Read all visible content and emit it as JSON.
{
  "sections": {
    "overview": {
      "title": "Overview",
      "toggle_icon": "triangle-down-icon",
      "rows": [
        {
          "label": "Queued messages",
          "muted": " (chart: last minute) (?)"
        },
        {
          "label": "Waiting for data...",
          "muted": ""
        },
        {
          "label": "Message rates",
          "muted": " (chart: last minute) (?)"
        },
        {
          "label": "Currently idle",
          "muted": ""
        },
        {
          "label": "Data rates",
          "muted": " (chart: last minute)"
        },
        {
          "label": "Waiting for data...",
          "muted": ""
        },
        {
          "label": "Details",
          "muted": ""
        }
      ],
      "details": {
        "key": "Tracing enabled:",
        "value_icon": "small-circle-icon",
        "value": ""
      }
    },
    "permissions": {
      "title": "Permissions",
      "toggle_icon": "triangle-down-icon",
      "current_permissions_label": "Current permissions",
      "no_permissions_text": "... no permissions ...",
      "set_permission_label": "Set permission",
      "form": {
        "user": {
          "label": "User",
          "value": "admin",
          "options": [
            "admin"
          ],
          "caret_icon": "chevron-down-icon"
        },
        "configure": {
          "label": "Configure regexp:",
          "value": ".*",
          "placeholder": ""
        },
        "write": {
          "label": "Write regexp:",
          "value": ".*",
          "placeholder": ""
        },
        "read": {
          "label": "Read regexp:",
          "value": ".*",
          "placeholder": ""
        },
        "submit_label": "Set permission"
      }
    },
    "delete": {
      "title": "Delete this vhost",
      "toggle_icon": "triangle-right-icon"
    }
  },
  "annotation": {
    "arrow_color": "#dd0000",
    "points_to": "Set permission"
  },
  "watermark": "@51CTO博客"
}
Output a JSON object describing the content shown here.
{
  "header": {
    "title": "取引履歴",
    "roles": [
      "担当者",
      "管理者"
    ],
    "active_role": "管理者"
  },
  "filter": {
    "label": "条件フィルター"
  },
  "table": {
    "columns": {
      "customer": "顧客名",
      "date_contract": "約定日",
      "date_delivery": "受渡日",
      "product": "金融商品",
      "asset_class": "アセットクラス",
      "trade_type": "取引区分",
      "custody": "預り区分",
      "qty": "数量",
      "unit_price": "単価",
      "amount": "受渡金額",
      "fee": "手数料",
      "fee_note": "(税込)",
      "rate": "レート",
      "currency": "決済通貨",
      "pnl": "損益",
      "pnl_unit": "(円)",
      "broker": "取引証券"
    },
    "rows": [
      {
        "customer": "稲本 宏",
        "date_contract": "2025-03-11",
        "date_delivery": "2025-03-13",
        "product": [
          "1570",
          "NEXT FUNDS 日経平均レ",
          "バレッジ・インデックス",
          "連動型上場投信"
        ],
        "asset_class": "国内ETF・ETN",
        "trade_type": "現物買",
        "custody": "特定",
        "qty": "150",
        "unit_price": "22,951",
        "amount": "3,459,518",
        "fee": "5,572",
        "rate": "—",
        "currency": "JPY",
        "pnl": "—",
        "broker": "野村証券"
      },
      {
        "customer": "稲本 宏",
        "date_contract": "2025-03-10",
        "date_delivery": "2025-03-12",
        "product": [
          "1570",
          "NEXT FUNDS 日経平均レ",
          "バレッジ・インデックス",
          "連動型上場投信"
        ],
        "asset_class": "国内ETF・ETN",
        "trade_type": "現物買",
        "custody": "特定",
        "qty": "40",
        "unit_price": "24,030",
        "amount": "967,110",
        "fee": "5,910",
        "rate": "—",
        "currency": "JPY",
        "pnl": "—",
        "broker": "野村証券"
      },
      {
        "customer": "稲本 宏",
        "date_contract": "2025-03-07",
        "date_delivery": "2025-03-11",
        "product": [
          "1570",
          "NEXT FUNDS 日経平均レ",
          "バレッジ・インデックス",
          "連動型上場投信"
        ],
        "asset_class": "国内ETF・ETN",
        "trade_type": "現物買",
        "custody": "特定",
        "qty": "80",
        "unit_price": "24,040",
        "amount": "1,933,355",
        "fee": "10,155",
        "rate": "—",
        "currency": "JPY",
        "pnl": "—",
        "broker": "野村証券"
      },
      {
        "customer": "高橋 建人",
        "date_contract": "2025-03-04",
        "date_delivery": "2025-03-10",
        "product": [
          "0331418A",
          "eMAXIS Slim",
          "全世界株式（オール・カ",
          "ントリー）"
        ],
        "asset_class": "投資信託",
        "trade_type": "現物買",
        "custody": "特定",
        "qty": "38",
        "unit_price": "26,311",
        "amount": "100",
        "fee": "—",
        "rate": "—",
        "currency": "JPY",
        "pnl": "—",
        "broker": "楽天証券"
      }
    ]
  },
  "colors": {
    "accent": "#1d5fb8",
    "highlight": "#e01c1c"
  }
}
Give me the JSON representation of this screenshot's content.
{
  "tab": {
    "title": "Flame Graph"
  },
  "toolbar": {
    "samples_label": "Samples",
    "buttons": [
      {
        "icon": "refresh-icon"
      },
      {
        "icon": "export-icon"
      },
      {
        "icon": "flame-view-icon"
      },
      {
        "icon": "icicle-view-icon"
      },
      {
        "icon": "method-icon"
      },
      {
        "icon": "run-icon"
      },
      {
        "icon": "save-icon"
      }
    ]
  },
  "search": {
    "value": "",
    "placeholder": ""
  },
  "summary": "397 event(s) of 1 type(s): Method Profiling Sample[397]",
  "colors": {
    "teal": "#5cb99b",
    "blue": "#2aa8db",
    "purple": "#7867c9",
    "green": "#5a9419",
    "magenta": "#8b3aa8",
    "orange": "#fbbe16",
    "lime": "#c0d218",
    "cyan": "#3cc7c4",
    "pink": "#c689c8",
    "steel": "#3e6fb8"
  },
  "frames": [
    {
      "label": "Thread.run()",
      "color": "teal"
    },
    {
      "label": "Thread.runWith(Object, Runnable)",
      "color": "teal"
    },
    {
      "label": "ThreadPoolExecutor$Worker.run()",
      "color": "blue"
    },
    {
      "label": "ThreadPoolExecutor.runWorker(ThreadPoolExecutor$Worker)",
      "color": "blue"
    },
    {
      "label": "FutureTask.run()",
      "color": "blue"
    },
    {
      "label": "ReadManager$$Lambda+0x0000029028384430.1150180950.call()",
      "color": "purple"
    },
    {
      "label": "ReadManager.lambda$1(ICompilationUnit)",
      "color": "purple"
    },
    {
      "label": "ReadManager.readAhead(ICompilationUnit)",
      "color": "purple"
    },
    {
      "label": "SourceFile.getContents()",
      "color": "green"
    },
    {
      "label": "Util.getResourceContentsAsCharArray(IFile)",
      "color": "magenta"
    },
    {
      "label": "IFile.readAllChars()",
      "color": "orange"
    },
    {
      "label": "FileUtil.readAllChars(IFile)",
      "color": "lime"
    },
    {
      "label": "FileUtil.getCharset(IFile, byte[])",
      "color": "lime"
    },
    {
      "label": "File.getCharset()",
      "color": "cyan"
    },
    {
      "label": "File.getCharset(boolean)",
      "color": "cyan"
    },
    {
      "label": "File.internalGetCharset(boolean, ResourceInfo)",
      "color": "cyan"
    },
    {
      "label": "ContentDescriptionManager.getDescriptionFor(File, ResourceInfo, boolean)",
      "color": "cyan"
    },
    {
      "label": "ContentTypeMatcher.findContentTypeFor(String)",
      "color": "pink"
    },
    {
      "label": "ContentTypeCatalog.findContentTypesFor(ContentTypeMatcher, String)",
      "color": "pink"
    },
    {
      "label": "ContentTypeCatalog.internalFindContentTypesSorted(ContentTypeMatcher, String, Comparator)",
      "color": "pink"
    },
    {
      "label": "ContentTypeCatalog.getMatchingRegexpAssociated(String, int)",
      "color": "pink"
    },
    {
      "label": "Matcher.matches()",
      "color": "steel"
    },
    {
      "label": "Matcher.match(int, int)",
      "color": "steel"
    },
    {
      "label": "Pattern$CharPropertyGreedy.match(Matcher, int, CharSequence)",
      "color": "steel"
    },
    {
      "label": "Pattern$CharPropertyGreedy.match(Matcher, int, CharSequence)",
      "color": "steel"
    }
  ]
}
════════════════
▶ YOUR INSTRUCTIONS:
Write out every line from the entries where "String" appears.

▶ TASK RESULT:
      "label": "ContentTypeMatcher.findContentTypeFor(String)",
      "label": "ContentTypeCatalog.findContentTypesFor(ContentTypeMatcher, String)",
      "label": "ContentTypeCatalog.internalFindContentTypesSorted(ContentTypeMatcher, String, Comparator)",
      "label": "ContentTypeCatalog.getMatchingRegexpAssociated(String, int)",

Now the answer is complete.